The United States is a nation founded and started by groups of immigrants. Yet, to take a stance that anyone who immigrates to the U.S. for the purpose of seeking asylum is committing a crime and then, dehumanizing undocumented immigrants by calling them “illegal,” and “aliens,” is one that goes directly against the fabric of our nation and the intent of our founding fathers. At the time, we as new immigrant communities believed that all people are created equal and that all should be equally allowed to pursue life, liberty and justice.
The current situation with the detention centers at the Mexican border is a visible reflection of how we’ve forgotten who we are, how we started as a nation and what our thread and spirit is as a nation. With these detention centers having sub-human living conditions and displaying blatant disregard and neglect for these undocumented immigrants, we’re not really being American, because that’s not what being American means. Being American looks like closing these detention centers, immediately, and quickly transitioning these asylum seekers into an asylum track permanent residence and/or citizenship track program, an issue and action that shouldn’t be partisan at all. It’s common sense.
We started as a nation of immigrants and we will continue to exist for the support of all people, including immigrants, because we acknowledge our equality as well as the notion that no one soul is less than another.
We need to process the backlog of asylum cases more quickly by funding the judiciary to do so.
We can help transition undocumented immigrants into job training and other economic opportunities, which would already increase what they contribute to our nation anyway.
The rate of their contributions, in fields ranging from the arts to science to academia, is among the highest of any subpopulation, whether measured culturally, academically, or economically. Children born of immigrants are more likely to go to college and get a degree and less likely to live in poverty. As of 2016, it’s been shown that in fact, immigrants contributed around $2 trillion to our GDP. Additionally, rather than competing with U.S. workers, research has shown their skills tend to complement them.

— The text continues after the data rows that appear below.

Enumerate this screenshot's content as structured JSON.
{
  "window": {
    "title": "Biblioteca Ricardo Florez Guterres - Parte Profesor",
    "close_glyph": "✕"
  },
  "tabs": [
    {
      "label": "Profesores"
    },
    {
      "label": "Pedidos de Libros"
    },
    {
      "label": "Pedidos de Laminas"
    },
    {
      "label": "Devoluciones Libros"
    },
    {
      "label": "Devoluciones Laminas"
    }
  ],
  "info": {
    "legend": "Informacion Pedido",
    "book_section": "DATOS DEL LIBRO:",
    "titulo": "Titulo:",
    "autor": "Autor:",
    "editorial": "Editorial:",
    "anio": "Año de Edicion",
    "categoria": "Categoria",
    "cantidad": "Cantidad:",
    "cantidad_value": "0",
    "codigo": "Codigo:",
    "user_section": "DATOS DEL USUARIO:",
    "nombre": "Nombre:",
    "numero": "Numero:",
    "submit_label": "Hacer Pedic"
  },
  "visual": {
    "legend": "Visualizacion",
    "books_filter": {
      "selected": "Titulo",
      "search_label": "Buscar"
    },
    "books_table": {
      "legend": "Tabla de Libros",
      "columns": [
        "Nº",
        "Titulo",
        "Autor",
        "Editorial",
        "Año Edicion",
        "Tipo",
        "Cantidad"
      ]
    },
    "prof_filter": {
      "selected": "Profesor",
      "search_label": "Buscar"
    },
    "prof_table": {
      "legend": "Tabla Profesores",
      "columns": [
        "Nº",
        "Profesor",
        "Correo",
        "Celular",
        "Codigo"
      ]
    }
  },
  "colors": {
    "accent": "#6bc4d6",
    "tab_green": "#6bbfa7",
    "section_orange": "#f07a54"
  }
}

Further, undocumented immigrants also contribute to Medicare and Social Security -- without reaping many of the benefits. As recently as 2010, research shows undocumented immigrants paid $13 billion into Social Security but only received $1 billion in services. And they paid over $35 billion more into Medicare than they withdrew between 2000 and 2011. They also pay over $11 billion a year in state and local taxes.
So, it’s only fair that we allow them equal access to healthcare, because it’s a basic human right. Immigrants contribute, and have always contributed, for the better in our economy and free market.
The current issue at the border isn’t the sudden influx of immigrants, it’s what we can do on a macro level in addressing the refugee situation in Latin America. We can address this by talking with leaders of those underlying and related countries to see what we can all do, be and work together towards, in establishing peace, justice and humanitarian care and relief for all. We can all work together as independent nations who exist each for the love of their people. For, if there’s no love, why would there be the need for government?
We need to be more strategic in addressing the drug cartels by having more developed, high level operations that address these drug cartels and not oppress masses of people and souls. This must all stop now.